It was 1882 when Timisoara would come face to face with one of the most complex situations in its history. The sole gas provider in the city decided to raise the price of its services, which proved fatal for the local authorities. Unable to buy new gas pipelines, nor afford the services, the people in charge found themselves powerless (literally) as they watched the possibility of their city being deprived of lights unfold.

Necessity is the mother of invention

These days, it’s enough for one street lamp to stop working for a street to encounter electricity problems, and people start to panic and take measures. Therefore, the authorities’ concern was legitimized, as an entire city was to be left in the dark – but it was not. Luckily for everyone, a Vienna-based company came forward with the proposal of building an electric powerhouse that would solve the problem. It took two years, but in 1884, on November 12th, the very first electrical lamps in Europe were turned on.
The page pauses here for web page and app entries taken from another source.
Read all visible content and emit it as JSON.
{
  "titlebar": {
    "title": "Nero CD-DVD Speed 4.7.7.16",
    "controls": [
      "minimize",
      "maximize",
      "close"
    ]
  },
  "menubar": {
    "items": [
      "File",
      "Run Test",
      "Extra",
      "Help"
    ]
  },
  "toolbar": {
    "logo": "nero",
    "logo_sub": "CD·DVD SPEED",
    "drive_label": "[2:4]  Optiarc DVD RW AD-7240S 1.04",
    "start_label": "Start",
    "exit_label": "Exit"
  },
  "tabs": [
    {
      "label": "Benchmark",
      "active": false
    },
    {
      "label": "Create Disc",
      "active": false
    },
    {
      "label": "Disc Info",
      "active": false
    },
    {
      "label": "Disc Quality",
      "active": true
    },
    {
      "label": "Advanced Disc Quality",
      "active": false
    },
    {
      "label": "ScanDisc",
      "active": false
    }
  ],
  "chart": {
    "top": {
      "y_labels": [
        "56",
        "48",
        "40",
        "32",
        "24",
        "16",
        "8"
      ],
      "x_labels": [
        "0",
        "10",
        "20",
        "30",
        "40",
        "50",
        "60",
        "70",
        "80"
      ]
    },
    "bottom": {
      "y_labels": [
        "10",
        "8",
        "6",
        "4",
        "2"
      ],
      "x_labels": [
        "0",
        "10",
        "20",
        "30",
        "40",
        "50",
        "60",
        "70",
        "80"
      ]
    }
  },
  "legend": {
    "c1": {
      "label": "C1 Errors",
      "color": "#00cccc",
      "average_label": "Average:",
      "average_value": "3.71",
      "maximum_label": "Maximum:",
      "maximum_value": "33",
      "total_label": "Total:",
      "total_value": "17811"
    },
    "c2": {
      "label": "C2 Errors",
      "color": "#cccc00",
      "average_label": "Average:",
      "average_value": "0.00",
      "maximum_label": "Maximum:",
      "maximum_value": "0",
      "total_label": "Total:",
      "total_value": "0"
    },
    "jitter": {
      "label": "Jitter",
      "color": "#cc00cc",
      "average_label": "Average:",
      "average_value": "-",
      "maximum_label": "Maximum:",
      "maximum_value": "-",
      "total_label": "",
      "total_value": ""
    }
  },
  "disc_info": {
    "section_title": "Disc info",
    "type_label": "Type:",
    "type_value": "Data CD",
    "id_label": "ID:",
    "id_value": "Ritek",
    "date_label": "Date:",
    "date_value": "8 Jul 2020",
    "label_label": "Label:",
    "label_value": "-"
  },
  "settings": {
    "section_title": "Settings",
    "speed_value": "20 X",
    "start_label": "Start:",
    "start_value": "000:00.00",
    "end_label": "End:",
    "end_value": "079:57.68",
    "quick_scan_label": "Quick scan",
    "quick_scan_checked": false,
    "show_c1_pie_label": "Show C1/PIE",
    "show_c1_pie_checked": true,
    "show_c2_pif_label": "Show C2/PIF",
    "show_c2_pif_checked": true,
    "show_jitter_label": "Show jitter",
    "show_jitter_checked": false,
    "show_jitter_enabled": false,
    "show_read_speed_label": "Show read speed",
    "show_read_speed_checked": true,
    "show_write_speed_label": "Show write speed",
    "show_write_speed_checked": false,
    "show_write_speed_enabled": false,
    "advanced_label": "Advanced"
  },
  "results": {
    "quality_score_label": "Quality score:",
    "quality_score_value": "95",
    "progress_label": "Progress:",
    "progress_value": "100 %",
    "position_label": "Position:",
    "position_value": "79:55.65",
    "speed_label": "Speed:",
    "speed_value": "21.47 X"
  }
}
Beautiful red sunset in aerial view from Timisoara taken by a professional drone - Timisoara Orthodox Cathedral, Bega and Central Park
Beautiful red sunset in an aerial view from Timisoara taken by a drone showing the Timisoara Orthodox Cathedral, Bega, and Central Park. Photo: Mariana Ianovska / Alamy Stock Photo / Be&W

A total of 731 lamps, covering a distance of 59 kilometers, were switched on, and suddenly, everything that was in the dark was brought to light. It was a step that changed not only the life of the locals but one that influenced cities alike to make the switch. Shortly after, cities all over Romania and Europe followed suit. The story of how Romania was the first country in Europe and the second in the World to introduce electrical streetlights came as a response to one of the biggest crises the city of Timișoara ever faced.

Setting an example for all of Europe to follow

Not only did they resolve the issue, but they managed to set a world record while doing so. The town went from being mired in a desperate situation to being a trendsetter – turning what could have been a devastating situation into a worldwide example. And thus, the city of Timișoara lit the way for Europe towards electrical lighting.

A first is forever a first, and the Timișoaran people, as well as Romanians everywhere, are incredibly proud of this achievement. To publicly commemorate the bright year of 1884, a vast streetlamp was installed in the city. And when we say huge, we mean it. The monument weighs over a ton and is over 6 meters tall. Even the bulb inside is gigantic – measuring half a meter!

The lamp is located in the 700 Market, and on each side of the light, there is an inscription stating the achievement, written in four different languages. The streetlamp is fully functioning and serves not just as a streetlamp but as a reminder that, among the 44 countries in Europe, Romania was the first to revolutionize the public lighting industry.

Naomi Gherman

Master student in Cultural Diplomacy and International Relations at Babeș-Bolyai University, eager to share more about our world's most fascinating stories and people. Romania-based reader, writer and content creator with a strong interest in journalism, foreign languages and politics.

1 Comment

Leave a Reply

Latest from Blog